As you can see I cut and narrowed the output nozzle slightly. You can also see how the fuel tube entering the engine. What you don't see is how the tube bends 90degrees and enter the flame tube.

I have run the engine on butane and 5-12v dc and it produces enough thrust to move itself . I then made a smaller nozzle out of a vinegar dispenser lid and it increased the thrust a little. I did at that point start to make a thrust augmenter but never finished it. Maybe some day I will build something with the engine.

Monday, November 8, 2010

Pencil Gun Video

Thingiverse user Parkolay has printed two pencil guns and has sent me a video for all to see. It's hard to see the pencil.

These are his prints.

And this one is printed by Thingiverse user Linkreincarnate.

From their experiences it is clear the choice of elastics is very important. The outer two elastics can not be to strong or they will over come the trigger friction and inner elastic. You may be able to use as strong of elastic as you want but the inner elastic will have to be very strong and may make the trigger hard to pull.
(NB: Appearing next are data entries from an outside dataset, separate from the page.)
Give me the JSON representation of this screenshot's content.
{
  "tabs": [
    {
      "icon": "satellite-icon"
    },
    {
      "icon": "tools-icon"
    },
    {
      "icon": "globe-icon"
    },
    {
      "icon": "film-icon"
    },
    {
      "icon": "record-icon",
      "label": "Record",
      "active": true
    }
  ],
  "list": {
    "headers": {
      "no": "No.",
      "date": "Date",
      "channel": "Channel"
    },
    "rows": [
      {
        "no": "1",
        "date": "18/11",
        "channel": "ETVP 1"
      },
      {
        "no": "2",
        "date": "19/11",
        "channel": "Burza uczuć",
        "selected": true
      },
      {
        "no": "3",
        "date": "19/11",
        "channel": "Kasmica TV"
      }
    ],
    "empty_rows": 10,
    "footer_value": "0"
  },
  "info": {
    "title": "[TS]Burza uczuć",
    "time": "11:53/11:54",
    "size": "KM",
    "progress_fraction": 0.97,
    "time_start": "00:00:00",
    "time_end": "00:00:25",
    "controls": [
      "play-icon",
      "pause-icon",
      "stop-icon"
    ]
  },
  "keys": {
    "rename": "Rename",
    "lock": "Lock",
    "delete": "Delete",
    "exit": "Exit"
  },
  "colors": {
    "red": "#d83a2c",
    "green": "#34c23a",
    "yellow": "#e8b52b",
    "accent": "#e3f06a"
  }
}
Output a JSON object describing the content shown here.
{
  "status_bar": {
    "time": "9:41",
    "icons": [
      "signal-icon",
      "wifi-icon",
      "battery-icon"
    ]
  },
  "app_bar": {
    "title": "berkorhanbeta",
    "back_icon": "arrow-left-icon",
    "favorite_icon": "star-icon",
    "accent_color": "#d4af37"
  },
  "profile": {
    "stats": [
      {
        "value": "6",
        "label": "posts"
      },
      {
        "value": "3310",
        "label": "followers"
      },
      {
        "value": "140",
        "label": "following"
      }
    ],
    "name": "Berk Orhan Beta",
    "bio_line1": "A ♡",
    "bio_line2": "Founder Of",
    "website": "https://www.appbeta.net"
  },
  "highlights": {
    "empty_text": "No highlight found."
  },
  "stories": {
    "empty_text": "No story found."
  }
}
Friday, November 5, 2010

Pencil Gun Trigger Detail

Close up view of my pencil guns trigger mechanism. Uses one internal elastic to return the trigger and latch to their rest positions. And two larger elastics to propel the piston forward and launch your projectile.

I designed this with the little pencils you get from Ikea and golfing in mind as the ammo. The barrel has a minimum diameter of 11mm and most pencils are 7mm's giving it lots of clearance.

Tuesday, October 26, 2010

3D view of modular printable airplane

I have spent the best part of the last month learning Blender and 3D modelling. And I feel as if I have reached the point where I can move on to the next aspect of 3D printing.On the software side of it, I still have to learn the slicing software and decide which one of the three (RepSnapper, RepRaps Software, or Skeinforge) I will use. I've installed all three on my laptop and run all of them, Repsnapper seems the cleanest and easiest but does not seem to slice as well as the RepRap software. Skeinforge on the other hand sounds to be what everyone is using but after opening it 10 times I still have no idea how to use it. It almost seems alien in its layout and wording. If anyone can point me in the right direction on which one to use and how to use it (maybe a link to a tutorial) , I would be grateful.

On the hardware side of it I am still waiting for parts.

Monday, October 25, 2010

Micro printable crossbow animation

I decided to enter Thingiverse's rubber band contest today so I designed this crossbow. It has lots of overhangs, nothing under 45 degrees so they should all print.

I have now been learning Blender and 3D modelling for 30 days and have created five projects so far.All are posted on Thingiverse after doing 2 tutorials from and 1 from and a bit of reading. My impressions of Blender are positive but it is not all that intuitive, I do have the advantage of not being trained in any other 3D programs and do not have to relearn what seem like odd short cuts. I have had a lot oh no moments, when I've pressed a key while the mouse was over a different panel making it a different function and not knowing what I had done, but all and all as long as you save after doing anything right you can model anything. The hardest part right now with Blender 2.54 is the face normals being inside out, then the recalculate doesn't correct them properly, so I have to correct them manually.

Friday, October 22, 2010

In the beginning there was nothing and man said let there be stuff.

I've started this blog to cover the progress of my Rep-Strap Huxley/Mendel. I will also be covering my 3D modelling experiences with blender and other inventions and fun stuff. My Huxley is built from wood and polyester resin using the mini Mendel/Huxley design but only 20% smaller then a Mendel. I've utilised three nema 17 1.8 degree stepper motors salvaged from dot matrix printers as well as the chrome plated guides and bushings. At the time of this posting it is in need of a thermistor, end stops, and testing.